====== Material to process ======

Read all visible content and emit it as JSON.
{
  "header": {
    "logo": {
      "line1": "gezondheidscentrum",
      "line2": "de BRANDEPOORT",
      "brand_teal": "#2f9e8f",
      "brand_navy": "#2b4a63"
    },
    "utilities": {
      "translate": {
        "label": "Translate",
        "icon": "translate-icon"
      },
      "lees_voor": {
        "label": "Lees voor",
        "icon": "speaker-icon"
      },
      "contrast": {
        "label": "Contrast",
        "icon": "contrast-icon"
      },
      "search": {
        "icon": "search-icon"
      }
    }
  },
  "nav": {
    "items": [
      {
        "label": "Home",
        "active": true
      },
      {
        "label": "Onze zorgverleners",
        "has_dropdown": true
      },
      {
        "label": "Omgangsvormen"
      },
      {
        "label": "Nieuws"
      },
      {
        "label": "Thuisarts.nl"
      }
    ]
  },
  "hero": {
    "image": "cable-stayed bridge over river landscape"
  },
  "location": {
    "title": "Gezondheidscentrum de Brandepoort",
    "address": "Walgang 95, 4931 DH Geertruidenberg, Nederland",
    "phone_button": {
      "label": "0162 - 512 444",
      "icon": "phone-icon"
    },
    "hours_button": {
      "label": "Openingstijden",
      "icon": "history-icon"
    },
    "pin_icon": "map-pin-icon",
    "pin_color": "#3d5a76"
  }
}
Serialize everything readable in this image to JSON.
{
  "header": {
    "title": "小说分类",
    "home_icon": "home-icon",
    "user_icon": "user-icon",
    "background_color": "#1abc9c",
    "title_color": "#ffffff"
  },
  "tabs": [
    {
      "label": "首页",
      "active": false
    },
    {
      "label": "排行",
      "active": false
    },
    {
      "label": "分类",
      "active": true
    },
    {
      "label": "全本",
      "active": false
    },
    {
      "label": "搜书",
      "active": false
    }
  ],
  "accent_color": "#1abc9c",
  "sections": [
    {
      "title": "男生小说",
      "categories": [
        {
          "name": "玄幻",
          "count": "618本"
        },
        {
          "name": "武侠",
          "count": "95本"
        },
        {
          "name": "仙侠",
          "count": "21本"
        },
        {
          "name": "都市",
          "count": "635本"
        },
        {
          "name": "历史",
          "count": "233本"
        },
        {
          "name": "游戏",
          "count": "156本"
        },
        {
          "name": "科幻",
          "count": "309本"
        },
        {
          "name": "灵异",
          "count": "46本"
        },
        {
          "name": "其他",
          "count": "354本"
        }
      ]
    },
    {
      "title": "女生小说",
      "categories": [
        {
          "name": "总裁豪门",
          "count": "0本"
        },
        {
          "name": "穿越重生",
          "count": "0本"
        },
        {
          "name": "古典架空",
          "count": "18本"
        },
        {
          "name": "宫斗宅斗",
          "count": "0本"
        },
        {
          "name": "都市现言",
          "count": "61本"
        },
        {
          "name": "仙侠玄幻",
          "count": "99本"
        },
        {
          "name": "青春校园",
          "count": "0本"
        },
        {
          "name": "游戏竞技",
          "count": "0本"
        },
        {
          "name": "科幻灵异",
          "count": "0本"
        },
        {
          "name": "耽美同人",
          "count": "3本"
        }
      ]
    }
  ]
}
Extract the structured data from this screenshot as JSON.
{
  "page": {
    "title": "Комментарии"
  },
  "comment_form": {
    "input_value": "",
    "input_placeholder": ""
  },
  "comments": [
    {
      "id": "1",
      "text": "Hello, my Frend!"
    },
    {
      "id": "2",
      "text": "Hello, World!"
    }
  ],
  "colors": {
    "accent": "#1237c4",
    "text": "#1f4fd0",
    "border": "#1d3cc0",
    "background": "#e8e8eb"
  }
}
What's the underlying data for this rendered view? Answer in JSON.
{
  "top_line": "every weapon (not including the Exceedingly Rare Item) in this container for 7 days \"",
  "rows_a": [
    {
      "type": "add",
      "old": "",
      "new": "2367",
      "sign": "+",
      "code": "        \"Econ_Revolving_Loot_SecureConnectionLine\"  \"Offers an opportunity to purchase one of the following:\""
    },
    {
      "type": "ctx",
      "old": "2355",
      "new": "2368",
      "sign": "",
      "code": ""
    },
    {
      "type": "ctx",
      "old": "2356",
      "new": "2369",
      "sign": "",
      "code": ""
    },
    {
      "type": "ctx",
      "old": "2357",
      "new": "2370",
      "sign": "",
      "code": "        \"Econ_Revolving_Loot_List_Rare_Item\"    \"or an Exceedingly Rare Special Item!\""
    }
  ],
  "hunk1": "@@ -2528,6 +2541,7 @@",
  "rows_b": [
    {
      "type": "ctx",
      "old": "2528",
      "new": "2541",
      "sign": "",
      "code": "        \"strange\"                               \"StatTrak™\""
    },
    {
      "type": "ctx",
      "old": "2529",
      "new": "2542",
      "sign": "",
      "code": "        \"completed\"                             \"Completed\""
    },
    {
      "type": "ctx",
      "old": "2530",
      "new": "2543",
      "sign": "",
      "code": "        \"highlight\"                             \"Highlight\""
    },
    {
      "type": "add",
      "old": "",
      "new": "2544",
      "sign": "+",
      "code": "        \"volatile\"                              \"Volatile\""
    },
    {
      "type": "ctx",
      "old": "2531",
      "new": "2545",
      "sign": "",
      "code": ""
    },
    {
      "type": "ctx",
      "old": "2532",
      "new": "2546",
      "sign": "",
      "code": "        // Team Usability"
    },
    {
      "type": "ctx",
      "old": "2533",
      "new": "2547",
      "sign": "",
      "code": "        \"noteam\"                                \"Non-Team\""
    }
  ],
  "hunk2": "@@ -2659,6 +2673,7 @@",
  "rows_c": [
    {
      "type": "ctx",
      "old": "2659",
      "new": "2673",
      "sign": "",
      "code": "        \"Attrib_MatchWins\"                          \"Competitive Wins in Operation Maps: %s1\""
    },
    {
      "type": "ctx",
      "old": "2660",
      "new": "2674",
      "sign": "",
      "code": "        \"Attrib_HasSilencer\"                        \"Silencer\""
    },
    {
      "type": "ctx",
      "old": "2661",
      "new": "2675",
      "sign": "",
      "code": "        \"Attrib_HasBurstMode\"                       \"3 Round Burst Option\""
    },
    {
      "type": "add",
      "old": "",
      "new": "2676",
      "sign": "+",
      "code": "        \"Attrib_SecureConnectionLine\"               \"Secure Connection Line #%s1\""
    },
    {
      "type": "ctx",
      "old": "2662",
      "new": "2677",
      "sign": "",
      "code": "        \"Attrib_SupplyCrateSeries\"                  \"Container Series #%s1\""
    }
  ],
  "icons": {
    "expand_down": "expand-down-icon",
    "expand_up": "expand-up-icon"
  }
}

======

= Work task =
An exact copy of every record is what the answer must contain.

= Output of the exercise =
Read all visible content and emit it as JSON.
{
  "header": {
    "logo": {
      "line1": "gezondheidscentrum",
      "line2": "de BRANDEPOORT",
      "brand_teal": "#2f9e8f",
      "brand_navy": "#2b4a63"
    },
    "utilities": {
      "translate": {
        "label": "Translate",
        "icon": "translate-icon"
      },
      "lees_voor": {
        "label": "Lees voor",
        "icon": "speaker-icon"
      },
      "contrast": {
        "label": "Contrast",
        "icon": "contrast-icon"
      },
      "search": {
        "icon": "search-icon"
      }
    }
  },
  "nav": {
    "items": [
      {
        "label": "Home",
        "active": true
      },
      {
        "label": "Onze zorgverleners",
        "has_dropdown": true
      },
      {
        "label": "Omgangsvormen"
      },
      {
        "label": "Nieuws"
      },
      {
        "label": "Thuisarts.nl"
      }
    ]
  },
  "hero": {
    "image": "cable-stayed bridge over river landscape"
  },
  "location": {
    "title": "Gezondheidscentrum de Brandepoort",
    "address": "Walgang 95, 4931 DH Geertruidenberg, Nederland",
    "phone_button": {
      "label": "0162 - 512 444",
      "icon": "phone-icon"
    },
    "hours_button": {
      "label": "Openingstijden",
      "icon": "history-icon"
    },
    "pin_icon": "map-pin-icon",
    "pin_color": "#3d5a76"
  }
}
Serialize everything readable in this image to JSON.
{
  "header": {
    "title": "小说分类",
    "home_icon": "home-icon",
    "user_icon": "user-icon",
    "background_color": "#1abc9c",
    "title_color": "#ffffff"
  },
  "tabs": [
    {
      "label": "首页",
      "active": false
    },
    {
      "label": "排行",
      "active": false
    },
    {
      "label": "分类",
      "active": true
    },
    {
      "label": "全本",
      "active": false
    },
    {
      "label": "搜书",
      "active": false
    }
  ],
  "accent_color": "#1abc9c",
  "sections": [
    {
      "title": "男生小说",
      "categories": [
        {
          "name": "玄幻",
          "count": "618本"
        },
        {
          "name": "武侠",
          "count": "95本"
        },
        {
          "name": "仙侠",
          "count": "21本"
        },
        {
          "name": "都市",
          "count": "635本"
        },
        {
          "name": "历史",
          "count": "233本"
        },
        {
          "name": "游戏",
          "count": "156本"
        },
        {
          "name": "科幻",
          "count": "309本"
        },
        {
          "name": "灵异",
          "count": "46本"
        },
        {
          "name": "其他",
          "count": "354本"
        }
      ]
    },
    {
      "title": "女生小说",
      "categories": [
        {
          "name": "总裁豪门",
          "count": "0本"
        },
        {
          "name": "穿越重生",
          "count": "0本"
        },
        {
          "name": "古典架空",
          "count": "18本"
        },
        {
          "name": "宫斗宅斗",
          "count": "0本"
        },
        {
          "name": "都市现言",
          "count": "61本"
        },
        {
          "name": "仙侠玄幻",
          "count": "99本"
        },
        {
          "name": "青春校园",
          "count": "0本"
        },
        {
          "name": "游戏竞技",
          "count": "0本"
        },
        {
          "name": "科幻灵异",
          "count": "0本"
        },
        {
          "name": "耽美同人",
          "count": "3本"
        }
      ]
    }
  ]
}
Extract the structured data from this screenshot as JSON.
{
  "page": {
    "title": "Комментарии"
  },
  "comment_form": {
    "input_value": "",
    "input_placeholder": ""
  },
  "comments": [
    {
      "id": "1",
      "text": "Hello, my Frend!"
    },
    {
      "id": "2",
      "text": "Hello, World!"
    }
  ],
  "colors": {
    "accent": "#1237c4",
    "text": "#1f4fd0",
    "border": "#1d3cc0",
    "background": "#e8e8eb"
  }
}
What's the underlying data for this rendered view? Answer in JSON.
{
  "top_line": "every weapon (not including the Exceedingly Rare Item) in this container for 7 days \"",
  "rows_a": [
    {
      "type": "add",
      "old": "",
      "new": "2367",
      "sign": "+",
      "code": "        \"Econ_Revolving_Loot_SecureConnectionLine\"  \"Offers an opportunity to purchase one of the following:\""
    },
    {
      "type": "ctx",
      "old": "2355",
      "new": "2368",
      "sign": "",
      "code": ""
    },
    {
      "type": "ctx",
      "old": "2356",
      "new": "2369",
      "sign": "",
      "code": ""
    },
    {
      "type": "ctx",
      "old": "2357",
      "new": "2370",
      "sign": "",
      "code": "        \"Econ_Revolving_Loot_List_Rare_Item\"    \"or an Exceedingly Rare Special Item!\""
    }
  ],
  "hunk1": "@@ -2528,6 +2541,7 @@",
  "rows_b": [
    {
      "type": "ctx",
      "old": "2528",
      "new": "2541",
      "sign": "",
      "code": "        \"strange\"                               \"StatTrak™\""
    },
    {
      "type": "ctx",
      "old": "2529",
      "new": "2542",
      "sign": "",
      "code": "        \"completed\"                             \"Completed\""
    },
    {
      "type": "ctx",
      "old": "2530",
      "new": "2543",
      "sign": "",
      "code": "        \"highlight\"                             \"Highlight\""
    },
    {
      "type": "add",
      "old": "",
      "new": "2544",
      "sign": "+",
      "code": "        \"volatile\"                              \"Volatile\""
    },
    {
      "type": "ctx",
      "old": "2531",
      "new": "2545",
      "sign": "",
      "code": ""
    },
    {
      "type": "ctx",
      "old": "2532",
      "new": "2546",
      "sign": "",
      "code": "        // Team Usability"
    },
    {
      "type": "ctx",
      "old": "2533",
      "new": "2547",
      "sign": "",
      "code": "        \"noteam\"                                \"Non-Team\""
    }
  ],
  "hunk2": "@@ -2659,6 +2673,7 @@",
  "rows_c": [
    {
      "type": "ctx",
      "old": "2659",
      "new": "2673",
      "sign": "",
      "code": "        \"Attrib_MatchWins\"                          \"Competitive Wins in Operation Maps: %s1\""
    },
    {
      "type": "ctx",
      "old": "2660",
      "new": "2674",
      "sign": "",
      "code": "        \"Attrib_HasSilencer\"                        \"Silencer\""
    },
    {
      "type": "ctx",
      "old": "2661",
      "new": "2675",
      "sign": "",
      "code": "        \"Attrib_HasBurstMode\"                       \"3 Round Burst Option\""
    },
    {
      "type": "add",
      "old": "",
      "new": "2676",
      "sign": "+",
      "code": "        \"Attrib_SecureConnectionLine\"               \"Secure Connection Line #%s1\""
    },
    {
      "type": "ctx",
      "old": "2662",
      "new": "2677",
      "sign": "",
      "code": "        \"Attrib_SupplyCrateSeries\"                  \"Container Series #%s1\""
    }
  ],
  "icons": {
    "expand_down": "expand-down-icon",
    "expand_up": "expand-up-icon"
  }
}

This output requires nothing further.